The narrator of this tale is a cat who belongs to an English teacher ill at ease with himself and who suffers from depression and stomach pain. He observes the sick society of the Meiji era all sorts of intellectuals parading through the house of his master, meditating on the meaning of life. While one struggles to develop theses on things such as suicide by hanging and the workings of a frog’s eyes, another amuses himself playing around with exotic European words and customs that nobody has ever heard of. There is even a Zen monk who has made a vow of renunciation and prays that the master will do likewise. This whole class of out-of-work intellectuals has to submit to competition from money thirsty materialists such as the master’s neighbour, who represents the new emerging industrialist class in Japan. I am a cat talks about such eclectic subjects as marriage, a theory on the eyesight of frogs, baseball, stomach pain, and Zen philosophy! This story was first published as a serial between 1905 and 1906, which explains the unusual layout of the chapters: each a little sketch that describe an episode or a day in the English teacher’s life.
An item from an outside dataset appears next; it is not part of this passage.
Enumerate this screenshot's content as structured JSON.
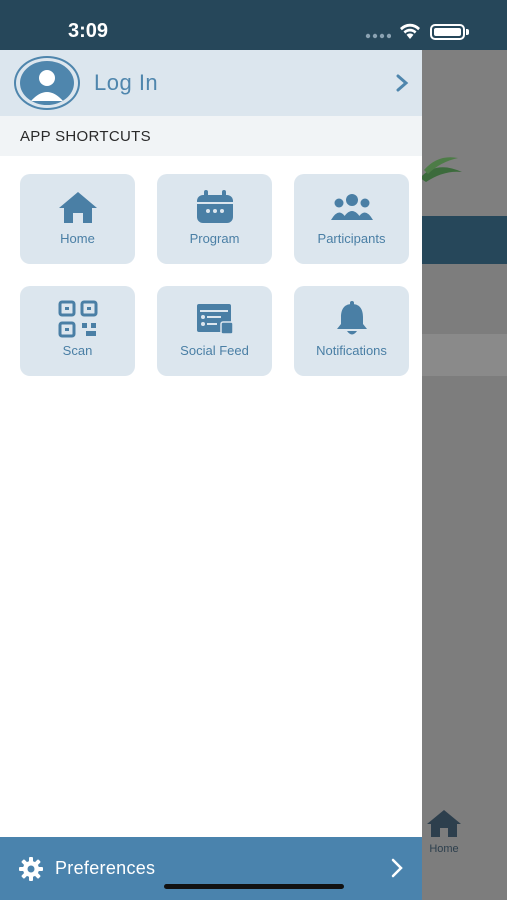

This is a book that you should read and re-read over the summer.
I am a Cat, Natsume Soseki, translated by Ito Aiko,